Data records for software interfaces
+++
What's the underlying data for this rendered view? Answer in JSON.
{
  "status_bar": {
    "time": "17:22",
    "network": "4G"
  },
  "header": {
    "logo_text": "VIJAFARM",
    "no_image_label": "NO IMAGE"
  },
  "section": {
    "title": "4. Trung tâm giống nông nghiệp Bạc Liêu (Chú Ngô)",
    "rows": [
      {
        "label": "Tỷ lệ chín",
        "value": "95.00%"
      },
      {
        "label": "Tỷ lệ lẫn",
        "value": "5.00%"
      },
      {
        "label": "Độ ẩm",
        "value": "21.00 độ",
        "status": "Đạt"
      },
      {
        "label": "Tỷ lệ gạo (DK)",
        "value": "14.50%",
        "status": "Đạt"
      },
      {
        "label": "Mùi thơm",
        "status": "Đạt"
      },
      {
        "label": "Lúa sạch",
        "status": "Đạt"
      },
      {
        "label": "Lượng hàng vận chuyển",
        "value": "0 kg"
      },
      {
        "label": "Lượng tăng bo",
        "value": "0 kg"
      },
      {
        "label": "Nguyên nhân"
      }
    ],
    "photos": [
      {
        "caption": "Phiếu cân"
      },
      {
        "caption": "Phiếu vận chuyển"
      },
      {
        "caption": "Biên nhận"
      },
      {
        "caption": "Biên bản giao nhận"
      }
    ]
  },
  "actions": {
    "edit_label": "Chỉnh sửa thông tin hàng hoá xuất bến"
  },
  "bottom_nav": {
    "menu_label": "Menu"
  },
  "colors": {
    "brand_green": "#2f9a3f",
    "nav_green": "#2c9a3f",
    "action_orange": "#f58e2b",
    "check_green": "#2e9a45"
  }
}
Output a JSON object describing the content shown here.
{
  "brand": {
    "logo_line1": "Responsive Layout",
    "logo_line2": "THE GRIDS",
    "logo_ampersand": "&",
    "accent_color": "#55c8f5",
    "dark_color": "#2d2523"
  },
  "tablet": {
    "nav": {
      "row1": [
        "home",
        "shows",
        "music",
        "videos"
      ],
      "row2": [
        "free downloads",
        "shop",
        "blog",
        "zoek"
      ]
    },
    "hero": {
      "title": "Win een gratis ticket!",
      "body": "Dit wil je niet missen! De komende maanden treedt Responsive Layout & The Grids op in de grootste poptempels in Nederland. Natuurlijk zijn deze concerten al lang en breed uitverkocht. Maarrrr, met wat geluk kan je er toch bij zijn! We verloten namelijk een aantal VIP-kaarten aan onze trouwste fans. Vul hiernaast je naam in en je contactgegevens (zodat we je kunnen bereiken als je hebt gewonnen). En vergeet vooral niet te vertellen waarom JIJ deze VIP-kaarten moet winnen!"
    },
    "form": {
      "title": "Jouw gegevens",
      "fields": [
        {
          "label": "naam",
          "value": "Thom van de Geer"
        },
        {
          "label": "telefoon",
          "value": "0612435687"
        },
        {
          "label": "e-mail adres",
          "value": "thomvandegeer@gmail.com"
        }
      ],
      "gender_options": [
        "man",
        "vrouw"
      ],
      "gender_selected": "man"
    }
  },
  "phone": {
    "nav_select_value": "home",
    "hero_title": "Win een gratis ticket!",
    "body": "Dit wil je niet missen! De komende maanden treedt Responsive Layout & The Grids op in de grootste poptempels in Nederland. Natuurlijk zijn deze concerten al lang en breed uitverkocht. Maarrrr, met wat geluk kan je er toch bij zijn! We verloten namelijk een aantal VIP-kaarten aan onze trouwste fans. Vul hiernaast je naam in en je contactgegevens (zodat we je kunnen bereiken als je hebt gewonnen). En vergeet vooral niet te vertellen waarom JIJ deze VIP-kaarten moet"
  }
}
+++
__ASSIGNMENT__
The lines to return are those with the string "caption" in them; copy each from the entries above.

__TASK RESPONSE__
        "caption": "Phiếu cân"
        "caption": "Phiếu vận chuyển"
        "caption": "Biên nhận"
        "caption": "Biên bản giao nhận"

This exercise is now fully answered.